··· Records provided
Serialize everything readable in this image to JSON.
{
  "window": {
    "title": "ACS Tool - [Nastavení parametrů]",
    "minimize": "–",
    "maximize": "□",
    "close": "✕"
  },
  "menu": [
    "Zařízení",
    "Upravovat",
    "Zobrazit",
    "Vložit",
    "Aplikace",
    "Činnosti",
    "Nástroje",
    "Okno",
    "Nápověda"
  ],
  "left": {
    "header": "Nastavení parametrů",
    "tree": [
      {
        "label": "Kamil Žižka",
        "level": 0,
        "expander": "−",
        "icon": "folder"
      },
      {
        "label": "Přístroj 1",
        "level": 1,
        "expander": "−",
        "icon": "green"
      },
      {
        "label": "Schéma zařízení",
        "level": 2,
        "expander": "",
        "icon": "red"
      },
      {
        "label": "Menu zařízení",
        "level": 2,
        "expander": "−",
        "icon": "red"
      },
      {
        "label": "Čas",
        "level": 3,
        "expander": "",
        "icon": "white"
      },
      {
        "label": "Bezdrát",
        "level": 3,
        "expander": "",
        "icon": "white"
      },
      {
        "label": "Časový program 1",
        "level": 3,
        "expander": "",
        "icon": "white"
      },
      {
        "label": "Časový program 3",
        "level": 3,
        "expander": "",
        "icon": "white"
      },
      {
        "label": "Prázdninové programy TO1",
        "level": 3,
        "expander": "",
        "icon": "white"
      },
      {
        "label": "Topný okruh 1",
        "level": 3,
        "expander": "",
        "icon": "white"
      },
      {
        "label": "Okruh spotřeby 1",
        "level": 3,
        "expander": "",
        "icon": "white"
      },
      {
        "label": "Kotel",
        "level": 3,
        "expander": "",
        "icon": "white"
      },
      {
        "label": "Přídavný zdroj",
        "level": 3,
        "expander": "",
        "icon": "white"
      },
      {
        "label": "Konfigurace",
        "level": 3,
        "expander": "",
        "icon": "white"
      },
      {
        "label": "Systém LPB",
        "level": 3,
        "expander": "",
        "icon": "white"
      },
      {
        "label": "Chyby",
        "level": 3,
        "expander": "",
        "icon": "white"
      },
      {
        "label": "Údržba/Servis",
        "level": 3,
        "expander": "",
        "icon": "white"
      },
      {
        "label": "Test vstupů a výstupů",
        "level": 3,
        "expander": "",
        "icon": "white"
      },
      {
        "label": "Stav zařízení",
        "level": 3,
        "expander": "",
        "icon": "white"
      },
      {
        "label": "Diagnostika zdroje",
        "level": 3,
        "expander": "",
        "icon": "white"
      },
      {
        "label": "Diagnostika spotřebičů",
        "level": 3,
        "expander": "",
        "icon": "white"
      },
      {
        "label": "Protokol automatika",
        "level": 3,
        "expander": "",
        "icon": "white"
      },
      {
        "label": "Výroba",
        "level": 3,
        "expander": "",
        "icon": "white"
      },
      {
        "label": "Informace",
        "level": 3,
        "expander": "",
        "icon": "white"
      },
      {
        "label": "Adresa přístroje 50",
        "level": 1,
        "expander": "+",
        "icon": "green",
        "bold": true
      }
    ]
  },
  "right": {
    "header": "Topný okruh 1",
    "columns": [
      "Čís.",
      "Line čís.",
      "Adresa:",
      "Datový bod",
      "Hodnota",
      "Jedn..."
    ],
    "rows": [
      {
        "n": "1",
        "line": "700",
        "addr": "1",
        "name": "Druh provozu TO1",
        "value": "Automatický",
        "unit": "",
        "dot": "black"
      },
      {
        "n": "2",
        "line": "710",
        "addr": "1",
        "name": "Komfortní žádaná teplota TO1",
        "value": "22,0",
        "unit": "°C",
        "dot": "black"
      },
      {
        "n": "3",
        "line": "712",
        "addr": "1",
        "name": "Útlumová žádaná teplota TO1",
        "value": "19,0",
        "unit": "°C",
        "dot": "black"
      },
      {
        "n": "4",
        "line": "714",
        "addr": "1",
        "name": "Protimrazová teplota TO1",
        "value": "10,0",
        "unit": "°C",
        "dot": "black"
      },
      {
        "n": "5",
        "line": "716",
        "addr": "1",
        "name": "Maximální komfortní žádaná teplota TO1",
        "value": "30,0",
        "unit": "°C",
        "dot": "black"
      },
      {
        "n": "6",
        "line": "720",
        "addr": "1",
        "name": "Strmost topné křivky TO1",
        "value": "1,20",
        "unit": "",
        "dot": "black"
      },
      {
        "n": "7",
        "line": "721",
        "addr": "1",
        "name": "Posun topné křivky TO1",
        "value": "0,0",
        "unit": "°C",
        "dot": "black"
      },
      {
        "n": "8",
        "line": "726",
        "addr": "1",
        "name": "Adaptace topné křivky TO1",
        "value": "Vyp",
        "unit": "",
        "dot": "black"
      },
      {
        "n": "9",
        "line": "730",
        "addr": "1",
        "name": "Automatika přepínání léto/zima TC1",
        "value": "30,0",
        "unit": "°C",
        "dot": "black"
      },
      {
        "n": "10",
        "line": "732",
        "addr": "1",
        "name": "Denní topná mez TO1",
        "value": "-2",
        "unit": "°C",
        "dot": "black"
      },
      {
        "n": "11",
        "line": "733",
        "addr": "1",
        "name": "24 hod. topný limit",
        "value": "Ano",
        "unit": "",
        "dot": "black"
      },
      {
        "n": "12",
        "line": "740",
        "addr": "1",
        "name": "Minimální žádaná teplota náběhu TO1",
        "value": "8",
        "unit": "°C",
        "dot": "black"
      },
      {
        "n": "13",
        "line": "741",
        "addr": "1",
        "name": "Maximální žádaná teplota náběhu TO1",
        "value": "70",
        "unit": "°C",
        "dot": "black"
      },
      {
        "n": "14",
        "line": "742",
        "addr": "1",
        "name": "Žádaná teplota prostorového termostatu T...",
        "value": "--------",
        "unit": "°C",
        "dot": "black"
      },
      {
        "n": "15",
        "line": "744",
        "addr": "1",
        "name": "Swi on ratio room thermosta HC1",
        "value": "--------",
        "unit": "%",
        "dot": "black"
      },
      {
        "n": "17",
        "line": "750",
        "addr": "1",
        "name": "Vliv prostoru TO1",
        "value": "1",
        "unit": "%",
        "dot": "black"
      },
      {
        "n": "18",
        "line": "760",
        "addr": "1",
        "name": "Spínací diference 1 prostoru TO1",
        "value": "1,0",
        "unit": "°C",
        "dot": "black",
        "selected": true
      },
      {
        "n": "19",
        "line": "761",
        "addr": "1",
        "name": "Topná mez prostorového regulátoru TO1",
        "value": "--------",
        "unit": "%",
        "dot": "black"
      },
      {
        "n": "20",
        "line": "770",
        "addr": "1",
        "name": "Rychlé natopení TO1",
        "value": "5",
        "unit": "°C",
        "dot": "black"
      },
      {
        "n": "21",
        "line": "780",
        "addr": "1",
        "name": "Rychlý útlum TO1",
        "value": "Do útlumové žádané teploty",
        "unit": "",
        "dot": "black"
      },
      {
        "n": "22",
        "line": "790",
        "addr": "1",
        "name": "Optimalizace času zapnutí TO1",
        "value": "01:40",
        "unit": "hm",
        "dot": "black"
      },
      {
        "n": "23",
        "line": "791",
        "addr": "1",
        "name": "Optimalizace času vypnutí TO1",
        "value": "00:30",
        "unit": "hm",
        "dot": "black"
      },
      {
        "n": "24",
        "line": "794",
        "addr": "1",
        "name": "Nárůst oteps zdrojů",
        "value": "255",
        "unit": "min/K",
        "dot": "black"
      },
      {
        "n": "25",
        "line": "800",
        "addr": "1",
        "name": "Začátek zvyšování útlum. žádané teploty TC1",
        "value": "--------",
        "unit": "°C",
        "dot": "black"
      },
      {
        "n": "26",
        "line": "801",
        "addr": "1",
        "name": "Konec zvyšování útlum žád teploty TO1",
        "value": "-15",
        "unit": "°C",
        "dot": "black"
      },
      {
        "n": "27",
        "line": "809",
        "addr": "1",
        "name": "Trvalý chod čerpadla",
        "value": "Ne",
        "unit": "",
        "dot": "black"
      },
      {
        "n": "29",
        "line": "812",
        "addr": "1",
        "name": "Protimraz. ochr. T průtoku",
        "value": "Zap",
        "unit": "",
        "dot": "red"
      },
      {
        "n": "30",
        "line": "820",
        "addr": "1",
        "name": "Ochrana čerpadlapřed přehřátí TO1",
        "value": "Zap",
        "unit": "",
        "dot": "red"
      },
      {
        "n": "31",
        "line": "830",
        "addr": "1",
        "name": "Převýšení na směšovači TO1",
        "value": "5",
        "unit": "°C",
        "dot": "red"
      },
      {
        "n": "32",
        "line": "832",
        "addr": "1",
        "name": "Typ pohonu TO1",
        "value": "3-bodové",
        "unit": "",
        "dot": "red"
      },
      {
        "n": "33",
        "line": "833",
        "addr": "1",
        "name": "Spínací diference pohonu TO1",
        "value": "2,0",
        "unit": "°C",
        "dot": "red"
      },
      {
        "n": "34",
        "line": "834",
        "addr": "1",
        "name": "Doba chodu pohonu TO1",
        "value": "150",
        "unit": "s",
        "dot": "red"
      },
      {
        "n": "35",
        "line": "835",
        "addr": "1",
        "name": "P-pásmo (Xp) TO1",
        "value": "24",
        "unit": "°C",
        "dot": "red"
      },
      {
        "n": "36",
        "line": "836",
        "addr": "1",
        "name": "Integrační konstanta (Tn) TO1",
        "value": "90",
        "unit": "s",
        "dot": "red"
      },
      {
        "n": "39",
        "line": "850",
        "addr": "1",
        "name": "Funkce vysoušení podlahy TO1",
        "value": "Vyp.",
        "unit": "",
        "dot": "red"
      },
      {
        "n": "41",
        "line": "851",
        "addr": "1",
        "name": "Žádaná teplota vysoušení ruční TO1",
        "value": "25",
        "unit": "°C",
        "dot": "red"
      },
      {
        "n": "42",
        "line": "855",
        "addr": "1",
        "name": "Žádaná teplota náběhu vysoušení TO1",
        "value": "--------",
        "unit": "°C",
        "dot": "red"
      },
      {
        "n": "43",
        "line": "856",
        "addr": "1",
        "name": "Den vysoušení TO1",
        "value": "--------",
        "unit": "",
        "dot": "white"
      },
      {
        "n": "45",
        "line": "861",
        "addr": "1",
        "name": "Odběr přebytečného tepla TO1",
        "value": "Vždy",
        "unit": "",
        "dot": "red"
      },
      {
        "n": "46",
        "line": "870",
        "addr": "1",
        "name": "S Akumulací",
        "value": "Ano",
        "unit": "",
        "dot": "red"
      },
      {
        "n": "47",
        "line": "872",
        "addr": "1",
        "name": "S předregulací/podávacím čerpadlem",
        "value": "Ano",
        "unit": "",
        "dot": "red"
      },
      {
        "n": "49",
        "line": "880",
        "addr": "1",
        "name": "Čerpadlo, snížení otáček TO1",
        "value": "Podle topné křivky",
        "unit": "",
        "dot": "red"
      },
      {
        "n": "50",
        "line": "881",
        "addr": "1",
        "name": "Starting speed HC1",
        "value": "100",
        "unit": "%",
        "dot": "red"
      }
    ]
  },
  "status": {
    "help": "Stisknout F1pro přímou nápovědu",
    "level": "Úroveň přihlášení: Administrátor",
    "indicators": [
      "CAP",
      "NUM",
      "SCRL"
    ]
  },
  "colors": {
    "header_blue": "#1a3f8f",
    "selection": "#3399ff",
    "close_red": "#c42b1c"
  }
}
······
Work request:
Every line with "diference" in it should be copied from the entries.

Response for this exercise:
        "name": "Spínací diference 1 prostoru TO1",
        "name": "Spínací diference pohonu TO1",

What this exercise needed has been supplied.